posted on 04.10.2017, 00:00 by Timothy W. Bumpus, Jeremy M. Baskin

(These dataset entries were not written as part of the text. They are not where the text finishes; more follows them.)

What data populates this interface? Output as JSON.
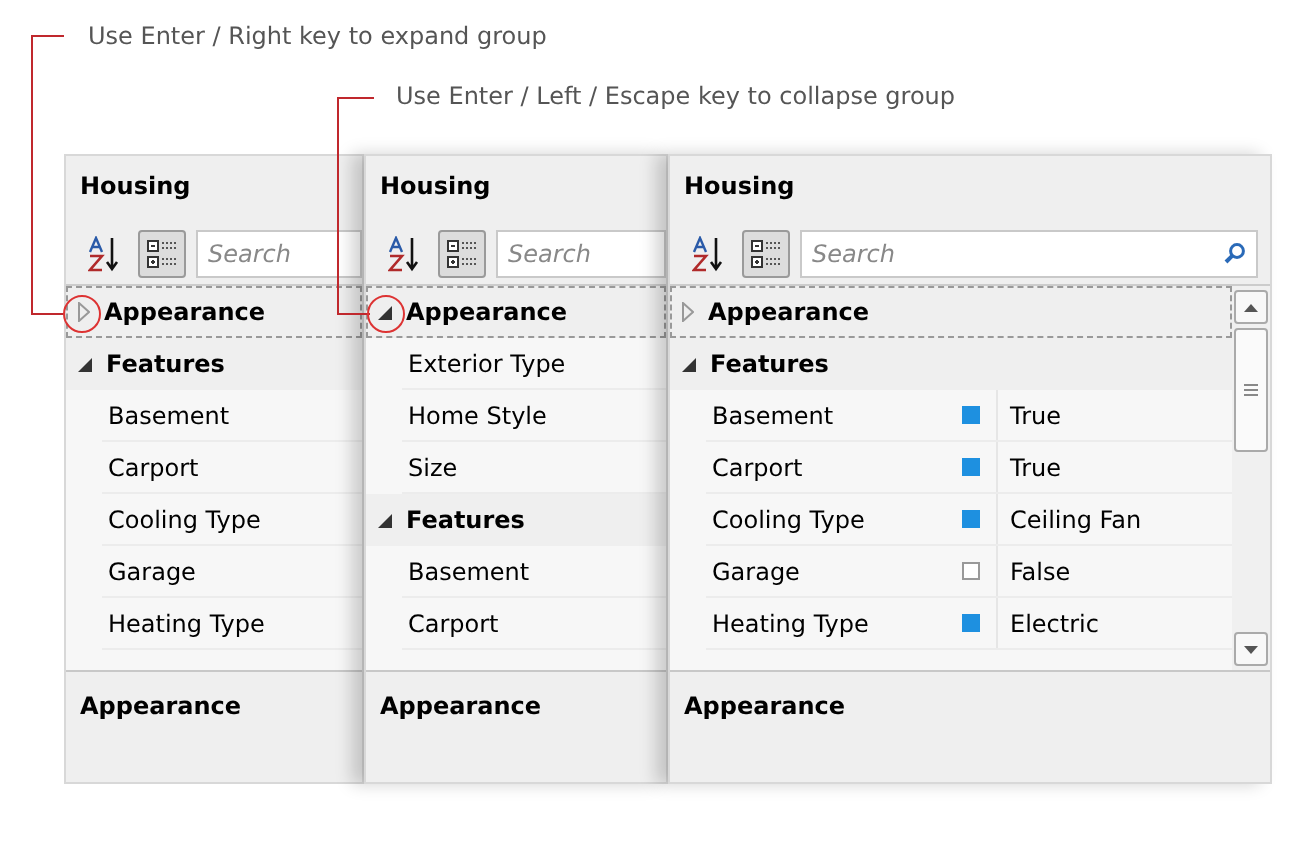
{
  "annotations": [
    {
      "text": "Use Enter / Right key to expand group"
    },
    {
      "text": "Use Enter / Left / Escape key to collapse group"
    }
  ],
  "panels": [
    {
      "title": "Housing",
      "sort_selected": false,
      "categorize_selected": true,
      "search_placeholder": "Search",
      "footer": "Appearance",
      "show_values": false,
      "rows": [
        {
          "kind": "group",
          "label": "Appearance",
          "expanded": false,
          "focused": true
        },
        {
          "kind": "group",
          "label": "Features",
          "expanded": true,
          "focused": false
        },
        {
          "kind": "property",
          "label": "Basement"
        },
        {
          "kind": "property",
          "label": "Carport"
        },
        {
          "kind": "property",
          "label": "Cooling Type"
        },
        {
          "kind": "property",
          "label": "Garage"
        },
        {
          "kind": "property",
          "label": "Heating Type"
        }
      ]
    },
    {
      "title": "Housing",
      "sort_selected": false,
      "categorize_selected": true,
      "search_placeholder": "Search",
      "footer": "Appearance",
      "show_values": false,
      "rows": [
        {
          "kind": "group",
          "label": "Appearance",
          "expanded": true,
          "focused": true
        },
        {
          "kind": "property",
          "label": "Exterior Type"
        },
        {
          "kind": "property",
          "label": "Home Style"
        },
        {
          "kind": "property",
          "label": "Size"
        },
        {
          "kind": "group",
          "label": "Features",
          "expanded": true,
          "focused": false
        },
        {
          "kind": "property",
          "label": "Basement"
        },
        {
          "kind": "property",
          "label": "Carport"
        }
      ]
    },
    {
      "title": "Housing",
      "sort_selected": false,
      "categorize_selected": true,
      "search_placeholder": "Search",
      "footer": "Appearance",
      "show_values": true,
      "rows": [
        {
          "kind": "group",
          "label": "Appearance",
          "expanded": false,
          "focused": true
        },
        {
          "kind": "group",
          "label": "Features",
          "expanded": true,
          "focused": false
        },
        {
          "kind": "property",
          "label": "Basement",
          "checked": true,
          "value": "True"
        },
        {
          "kind": "property",
          "label": "Carport",
          "checked": true,
          "value": "True"
        },
        {
          "kind": "property",
          "label": "Cooling Type",
          "checked": true,
          "value": "Ceiling Fan"
        },
        {
          "kind": "property",
          "label": "Garage",
          "checked": false,
          "value": "False"
        },
        {
          "kind": "property",
          "label": "Heating Type",
          "checked": true,
          "value": "Electric"
        }
      ]
    }
  ]
}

Chemical imaging techniques have played instrumental roles in dissecting the spatiotemporal regulation of signal transduction pathways. Phospholipase D (PLD) enzymes affect cell signaling by producing the pleiotropic lipid second messenger phosphatidic acid via hydrolysis of phosphatidylcholine. It remains a mystery how this one lipid signal can cause such diverse physiological and pathological signaling outcomes, due in large part to a lack of suitable tools for visualizing the spatial and temporal dynamics of its production within cells. Here, we report a chemical method for imaging phosphatidic acid synthesis by PLD enzymes in live cells. Our approach capitalizes upon the enzymatic promiscuity of PLDs, which we show can accept azidoalcohols as reporters in a transphosphatidylation reaction. The resultant azidolipids are then fluorescently tagged using the strain-promoted azide–alkyne cycloaddition, enabling visualization of cellular membranes bearing active PLD enzymes. Our method, termed IMPACT (Imaging Phospholipase D Activity with Clickable Alcohols via Transphosphatidylation), reveals pools of basal and stimulated PLD activities in expected and unexpected locations. As well, we reveal a striking heterogeneity in PLD activities at both the cellular and subcellular levels. Collectively, our studies highlight the importance of using chemical tools to directly visualize, with high spatial and temporal resolution, the subset of signaling enzymes that are active.